Commenting on race as a social construction, she added: “I also think that it proves to us that as much as we as individuals would want to embody or claim our own racial categories, the reality is society dictates that to us and we don’t have control over that.”
“For members of the black community it’s a major struggle because we are used to people appropriating blackness, but we’re not used to people trying to embody blackness and actually assume it by phenotypically changing aspects of who they are in order to be seen as something that they aren’t,” said Moffitt. “For those of us who live and breathe this every day, it’s not something that we can put on and then take off.”
To watch the full segment, which originally aired on WMAR-TV’s 11 p.m. newscast on June 16, click here.
On Thursday, June 18, Prof. Moffitt was again interviewed for a live segment on ABC 2’s 6 p.m. newscast about the Charleston church shooting. Check back here for video of the segment to be posted soon.
Following a series of stories in City Paper about The Wire, WEAA’s The Marc Steiner Show held a panel discussion on June 9 to examine the television show and its representation of Baltimore.
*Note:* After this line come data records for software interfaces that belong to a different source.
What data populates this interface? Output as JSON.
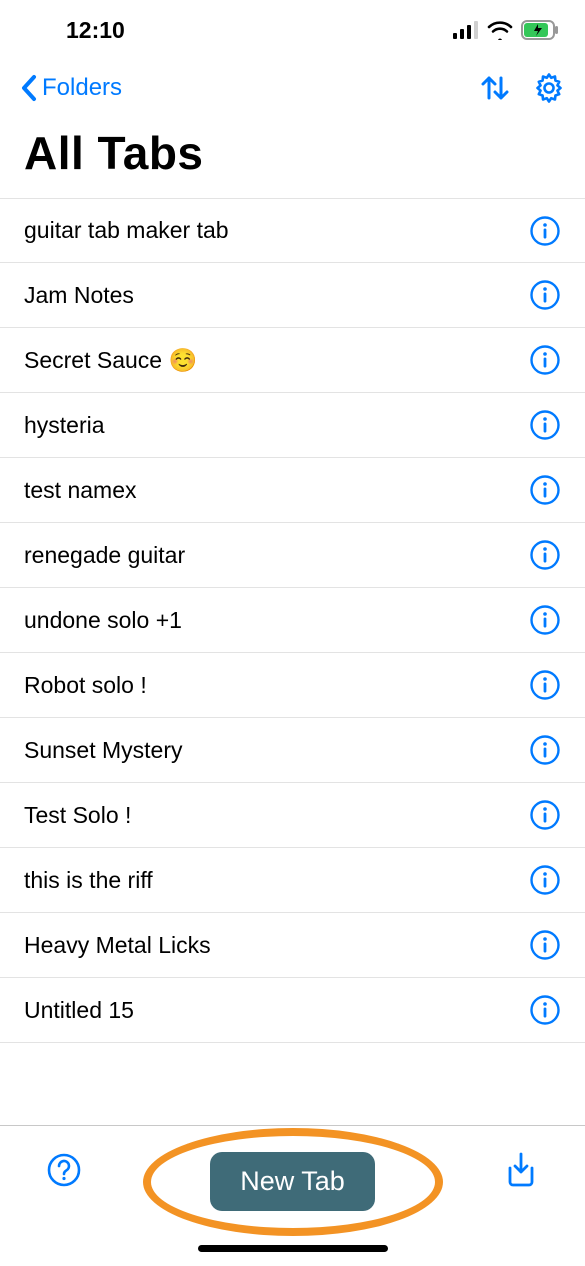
{
  "statusbar": {
    "time": "12:10"
  },
  "nav": {
    "back_label": "Folders"
  },
  "page": {
    "title": "All Tabs"
  },
  "toolbar": {
    "newtab_label": "New Tab"
  },
  "tabs": [
    {
      "title": "guitar tab maker tab"
    },
    {
      "title": "Jam Notes"
    },
    {
      "title": "Secret Sauce ☺️"
    },
    {
      "title": "hysteria"
    },
    {
      "title": "test namex"
    },
    {
      "title": "renegade guitar"
    },
    {
      "title": "undone solo +1"
    },
    {
      "title": "Robot solo !"
    },
    {
      "title": "Sunset Mystery"
    },
    {
      "title": "Test Solo !"
    },
    {
      "title": "this is the riff"
    },
    {
      "title": "Heavy Metal Licks"
    },
    {
      "title": "Untitled 15"
    }
  ]
}
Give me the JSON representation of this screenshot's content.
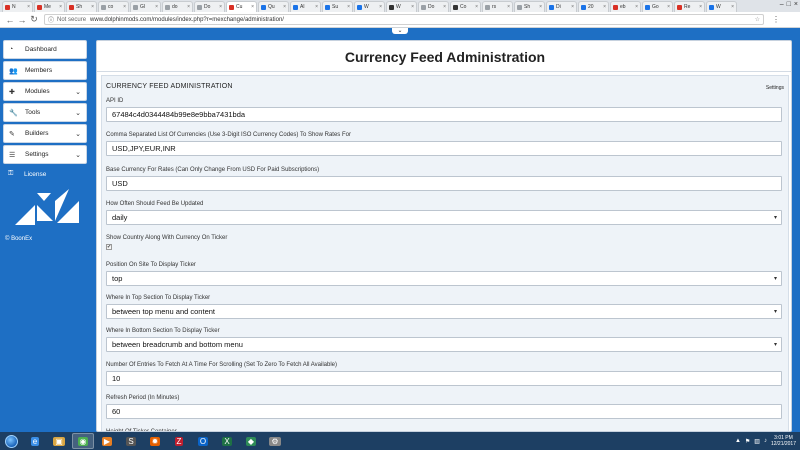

Kate Drabinski, lecturer of gender and women’s studies, was a guest on the program and discussed the importance of watching the show with a critical mind.
“Part of me worries that The Wire is so good in terms of drama that people think watching the show means that they understand the depth of what’s happening in Baltimore and the complexities of the histories here and the complexity of the lives that are lived here,” Drabinski said.
In a separate program on June 4, Kimberly Moffitt, an associate professor of American studies, was a guest host for a segment on budget cuts and restructuring at Baltimore City Schools in response to the announcement that 159 staff positions were eliminated. Moffitt facilitated a discussion with Dr. Roni Ellington, associate professor of mathematics education at Morgan State University; Bobbi Macdonald, executive director of the City Neighbors Foundation; and Jimmy Gittings, president of Public School Administrators and Supervisors Association (PSASA), AFSA Local 25, who began his career with BCPS in 1971.
On June 16, Moffitt was co-host for an in-depth, two-hour segment on education in Baltimore including discussions about layoffs, the school budget, community schools, and alternatives to the current school system.
To listen to the segments in their entirety, click below:
Wrestling with the Wire
Baltimore City Schools: What Will be the Impact of Budget Cuts and Restructuring at North Avenue?
Education in Baltimore: Two-Hour Special
Last week, country radio promoter Keith Hill made a controversial comment about female singers that many decried as an example of country music’s misogynistic politics. In an article for The Conversation, Clifford Murphy, an ethnomusicologist and adjunct lecturer of American studies, provides a broader context, writing that the comments show how the centralization of country music has helped create a misogynistic environment.
Murphy describes how women have had a long history in country music, but often have a difficult with the country music industry when they go against expectations of female country stars. “The popularity of female country stars threatens Nashville’s obsession with defining…what is country music, and what country music is,” he writes.
Murphy also points to the centralization of country music as contributing to the problem of misogyny as it gives a few industry insiders the power to silence outspoken artists. He gives the example of the backlash against the Dixie Chicks when they criticized then President George W. Bush. “Popular, powerful women in country music voiced a political opinion that may have resounded with many of their loyal fans, but ran counter to the conservative politics of country music’s brand. Their resulting disappearance from country radio was nothing short of political censorship,” he notes.
Click here to read “Keith Hill’s comments about women in country music cut far deeper than misogyny” in The Conversation.